Interesting progression of lighting and lensing by cinematographer Jo Willems through his work on this franchise from “Catching Fire” to “Mockingjay – Part 2″, with this final installment often feeling like individual chapters that should be serialized as opposed to being a cohesive unit. There’s no doubt that the visuals are beautiful, even the black, grey and brown hues and textures of a bombed out dystopian Capitol and especially when viewed in conjunction with the purity of a fresh-fallen snow and the vibrant greens of President Snow’s rose conservatory.

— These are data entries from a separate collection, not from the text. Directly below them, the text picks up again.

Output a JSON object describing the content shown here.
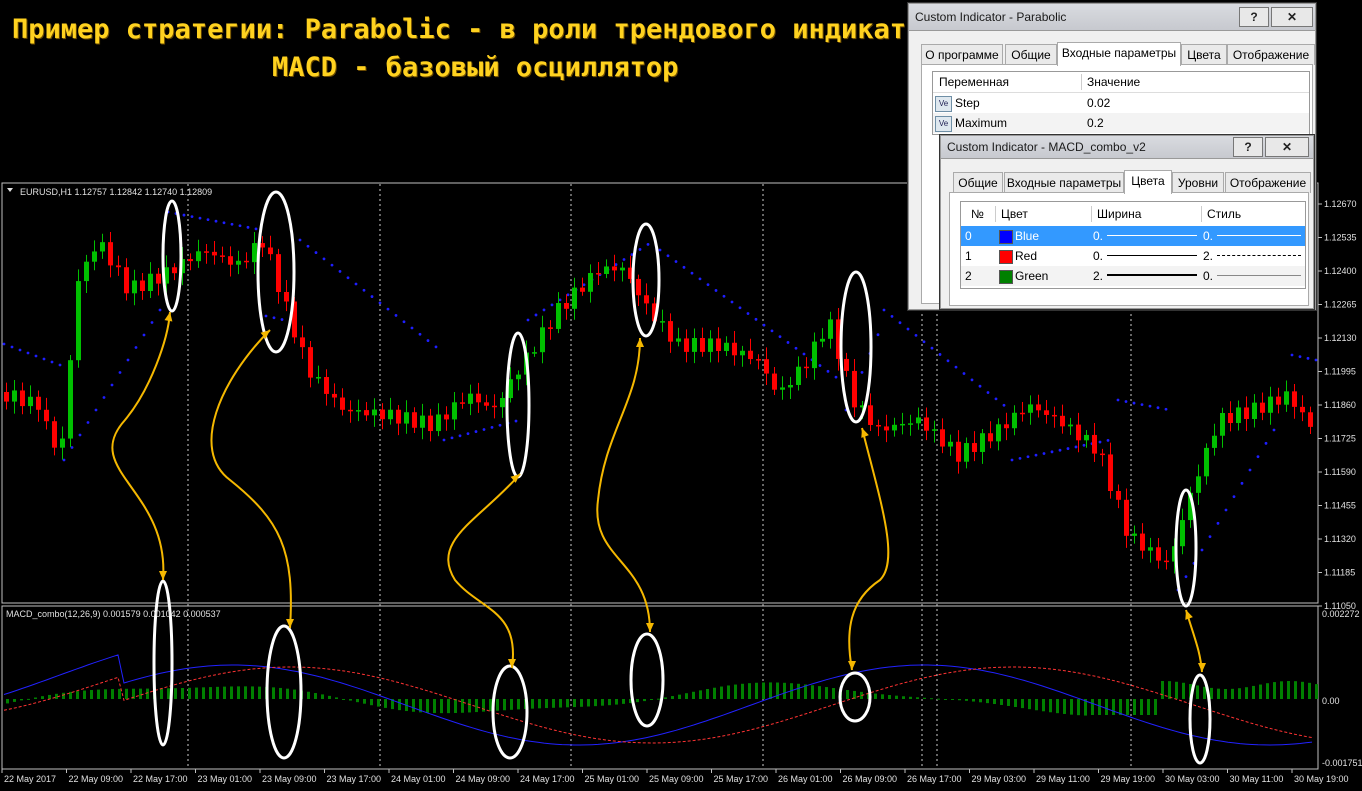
{
  "heading": {
    "line1": "Пример стратегии: Parabolic - в роли трендового индикатора",
    "line2": "MACD - базовый осциллятор"
  },
  "chart": {
    "symbol_info": "EURUSD,H1  1.12757 1.12842 1.12740 1.12809",
    "price_axis": [
      "1.12670",
      "1.12535",
      "1.12400",
      "1.12265",
      "1.12130",
      "1.11995",
      "1.11860",
      "1.11725",
      "1.11590",
      "1.11455",
      "1.11320",
      "1.11185",
      "1.11050"
    ],
    "macd_label": "MACD_combo(12,26,9) 0.001579 0.001042 0.000537",
    "macd_axis": [
      "0.002272",
      "0.00",
      "-0.001751"
    ],
    "time_axis": [
      "22 May 2017",
      "22 May 09:00",
      "22 May 17:00",
      "23 May 01:00",
      "23 May 09:00",
      "23 May 17:00",
      "24 May 01:00",
      "24 May 09:00",
      "24 May 17:00",
      "25 May 01:00",
      "25 May 09:00",
      "25 May 17:00",
      "26 May 01:00",
      "26 May 09:00",
      "26 May 17:00",
      "29 May 03:00",
      "29 May 11:00",
      "29 May 19:00",
      "30 May 03:00",
      "30 May 11:00",
      "30 May 19:00"
    ],
    "colors": {
      "bull": "#00C000",
      "bear": "#FF0000",
      "sar": "#1E1EFF",
      "signal": "#FF3333",
      "macd_line": "#2222FF",
      "hist": "#008000",
      "annot": "#F5B800"
    }
  },
  "parabolic_dialog": {
    "title": "Custom Indicator - Parabolic",
    "tabs": [
      "О программе",
      "Общие",
      "Входные параметры",
      "Цвета",
      "Отображение"
    ],
    "active_tab": "Входные параметры",
    "columns": [
      "Переменная",
      "Значение"
    ],
    "rows": [
      {
        "icon": "Ve",
        "name": "Step",
        "value": "0.02"
      },
      {
        "icon": "Ve",
        "name": "Maximum",
        "value": "0.2"
      }
    ]
  },
  "macd_dialog": {
    "title": "Custom Indicator - MACD_combo_v2",
    "tabs": [
      "Общие",
      "Входные параметры",
      "Цвета",
      "Уровни",
      "Отображение"
    ],
    "active_tab": "Цвета",
    "columns": [
      "№",
      "Цвет",
      "Ширина",
      "Стиль"
    ],
    "rows": [
      {
        "num": "0",
        "color_name": "Blue",
        "color": "#0000FF",
        "width": "0.",
        "style": "0."
      },
      {
        "num": "1",
        "color_name": "Red",
        "color": "#FF0000",
        "width": "0.",
        "style": "2."
      },
      {
        "num": "2",
        "color_name": "Green",
        "color": "#008000",
        "width": "2.",
        "style": "0."
      }
    ]
  },
  "window_buttons": {
    "help": "?",
    "close": "✕"
  }
}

Exceptional is the soft golden sunlight, colorful leaves, burnished tones of tall wheat grass set against blue skies and green grass with pops of floral color. You feel at peace. You feel hopeful. Every one of Willem’s shots strikes and emotional chord, hits the right emotional beat, but there is a permeating lack of cohesion put together. Where Willems really finds the right footing is by placing the camera either over Lawrence’s shoulder to give us Katniss’s POV or reactive shots tight on her face, as in the showdown between Katniss and Snow or Katniss and Gale. Suffice to say that this would not have been as effective even two films ago as Lawrence’s growth as an actress and maturity over the years now enables her to provide the emotional gravitas necessary to convey emotions registering on her face. Crane shots are exceptional and judiciously used.
Taking the story underground opens up an entirely new world for “Mockingjay – Part 2″ where new threats lurk and special effects and creature creation shine. Notable is the appearance of these new underground blind mutated humanoid beasts of President Snow, harkening to those created in “”The Descent” some years ago, not to mention Joss Whedon’s “Buffy the Vampire Slayer” with the look of “The First Evil” and by series end, the Turok-Han ubervamps. Nice visual influence for the metaphor of evil.
Action sequences are tight and well choreographed, especially in the sewer scenes and when battling in floods of thick oil.
When it comes to the James Newton Howard’s score, however, I am a bit surprised. Feeling a bit uneven, the score is never sweeping, never feeling climactic, but for being almost bombastic in the underground scenes. Music during the final scenes of the third act are quite soft and tender, serene; something we haven’t experienced in the franchise but for scant moments here and there. Even in explosive battle moments though, the score, although present, is overshadowed by sound design reliant on pyrotechnics, hovercraft engines and screams.
One thing that ultimately stands out is a memorable statement by Alma Coin: Katniss is just a face plucked from the crowd. True enough. As we have seen throughout the franchise, alone Katniss is nothing extraordinary, but give her family, give her loved ones, give her herself, and she rises like a phoenix to extraordinary heights. And that, is the power of “The Hunger Games.”
“The Hunger Games: Mockingjay – Part 2″ may not be the best film of the franchise, and it may seem a little lackluster as an ending for a franchise as epic as this, but it serves the franchise, the books and Katniss Everdeen well. This is the perfect ending for this legacy.
Directed by Francis Lawrence
Written by Peter Craig and Danny Strong based on the book “Mockingjay” by Suzanne Collins
Cast: Jennifer Lawrence, Liam Hemsworth, Josh Hutcherson, Donald Sutherland, Woody Harrelson, Elizabeth Banks, Willow Shields, Jeffrey Wright, Julianne Moore, Sam Claflin, Jena Malone